One of the many beauties of freedom is there is always surprise.
Georgia voters might consider what is happening in California as the nation’s blue-state poster child turns purple.
When the left seizes power, they don’t know when to stop. But voters know how to say, “Whoa, enough.”
As British nobleman Lord Acton noted, “Power tends to corrupt.”
California’s governor, Gavin Newsom, started this difficult COVID-19 period early in the year by imposing in his state the most draconian shutdown measures in the nation — abridging individual movement and shutting down schools, businesses and churches.
While coming down hard on California’s citizens, Newsom lived the life of privilege and was discovered dining maskless at a $1,200-per-person dinner party at a tiny Napa Valley restaurant.
Now he’s facing recall with reportedly more than half of the 1.5 million signatures needed by next March already gathered.
In November’s elections, Republicans in California regained four of the eight House seats they lost in 2018. And amid the refrain of the left accusing our nation of systemic racism, two of the recaptured Republican seats were won by Asian Americans — Young Kim and Michelle Steele. Kim and Steel became two of the first three Korean American women elected to the House. Another victory went to Mexican American Mike Garcia.
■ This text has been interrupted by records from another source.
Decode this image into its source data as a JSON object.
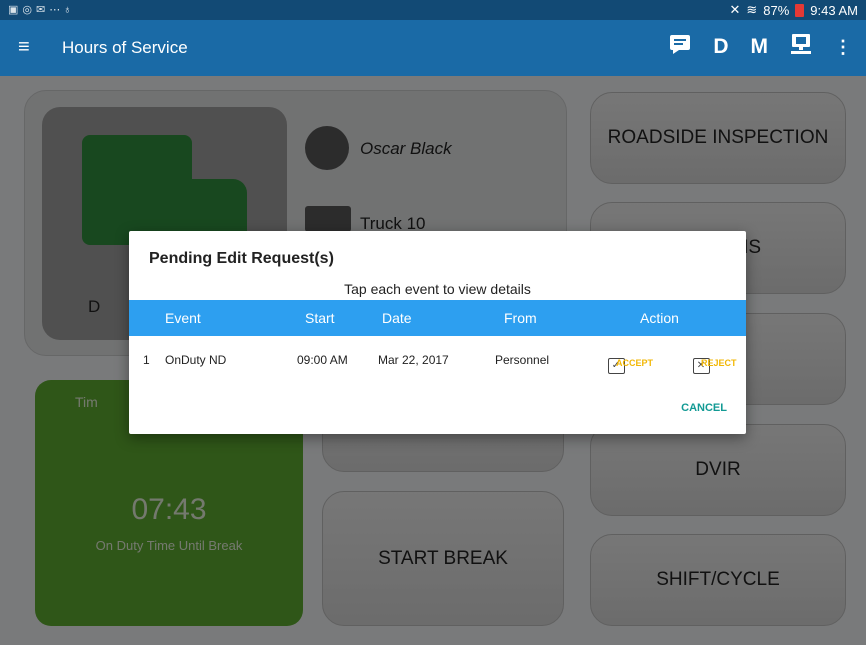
{
  "status_bar": {
    "left_icons": [
      "gallery-icon",
      "tracking-icon",
      "mail-icon",
      "usb-icon"
    ],
    "signal_glyph": "✕",
    "battery_percent": "87%",
    "time": "9:43 AM"
  },
  "app_bar": {
    "title": "Hours of Service",
    "actions": {
      "messages_icon": "messages-icon",
      "d_label": "D",
      "m_label": "M",
      "device_icon": "device-icon",
      "overflow_icon": "more-vert-icon"
    }
  },
  "background": {
    "driver_name": "Oscar Black",
    "vehicle": "Truck 10",
    "status_partial": "D",
    "timer_label_partial": "Tim",
    "timer_value": "07:43",
    "timer_caption": "On Duty Time Until Break",
    "buttons": {
      "roadside": "ROADSIDE INSPECTION",
      "partial_ns": "NS",
      "dvir": "DVIR",
      "start_break": "START BREAK",
      "shift_cycle": "SHIFT/CYCLE"
    }
  },
  "dialog": {
    "title": "Pending Edit Request(s)",
    "subtitle": "Tap each event to view details",
    "columns": [
      "Event",
      "Start",
      "Date",
      "From",
      "Action"
    ],
    "rows": [
      {
        "index": "1",
        "event": "OnDuty ND",
        "start": "09:00 AM",
        "date": "Mar 22, 2017",
        "from": "Personnel",
        "accept": "ACCEPT",
        "reject": "REJECT"
      }
    ],
    "cancel": "CANCEL",
    "colors": {
      "header": "#2d9ff0",
      "action": "#f2b705",
      "cancel": "#129a94"
    }
  }
}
And David Valadao recaptured his seat in a majority Hispanic district.
Republicans captured these seats by campaigning against defund-the-police calls from the left and warning against the threat of socialism. And each of these Republican seats was won in districts that went for Joe Biden in the presidential election.
Three ballot initiatives pushing to the left — one raising property taxes; one that would have restored racial preferences in government hiring, contracting and education; and another expanding government power to control rents — all were defeated.
Another ballot initiative allowing app-based transportation companies such as Uber to employ their drivers as independent contractors was approved. A victory for capitalism.
In the beginning of December, the U.S. Supreme Court ruled to support the challenge of Pasadena Harvest Rock Church against Newsom’s restrictions on indoor church worship. Harvest Rock argued that first amendment religious freedom guarantees were violated by Newsom’s restrictions and that restrictions on churches were more severe than those on secular entities such as hair salons, liquors stores and shopping malls. The court ordered action against Newsom’s restrictions.
Bans were lifted, and Californians flocked to worship this Christmas in churches across the state.
All this against a background of hostility to economic freedom in California that has been driving households and businesses out of the state.
According to Census Bureau data compiled by American Enterprise Institute economist Mark Perry, California ranked No. 5 in the nation in 2019 in net departures from the state of households and businesses.
The highest individual tax rate in California, as Perry shows, was 13.3%, compared with a 3.5% average in states with top inflows of households and businesses. The top corporate tax rate in California was 8.84%, compared with 4.1% in states with top inflows. Average unemployment in California was 4.1%, and employment growth was 1.5%, compared with 3.4% and 2.1%, respectively, in states with highest inflows.
Perry compares U-Haul rental rates for states where people are leaving to states where people are arriving. As would be expected, states with the highest departures have the highest U-Haul rates. In November 2020, U-Haul rental from Los Angeles to Houston was $4,907. From Houston to Los Angeles, it was $1,784. From San Francisco to Dallas, the U-Haul rate was $5,290, and from Dallas to San Francisco, it was $1,655.
Perhaps all this augurs a new conservative wave, just as the Proposition 13 tax revolt in California in 1978 would be followed two years later with the election of Ronald Reagan.
Maybe Georgia voters will pay heed to lessons learned in California and Georgia will stay red in the January Senate runoff elections.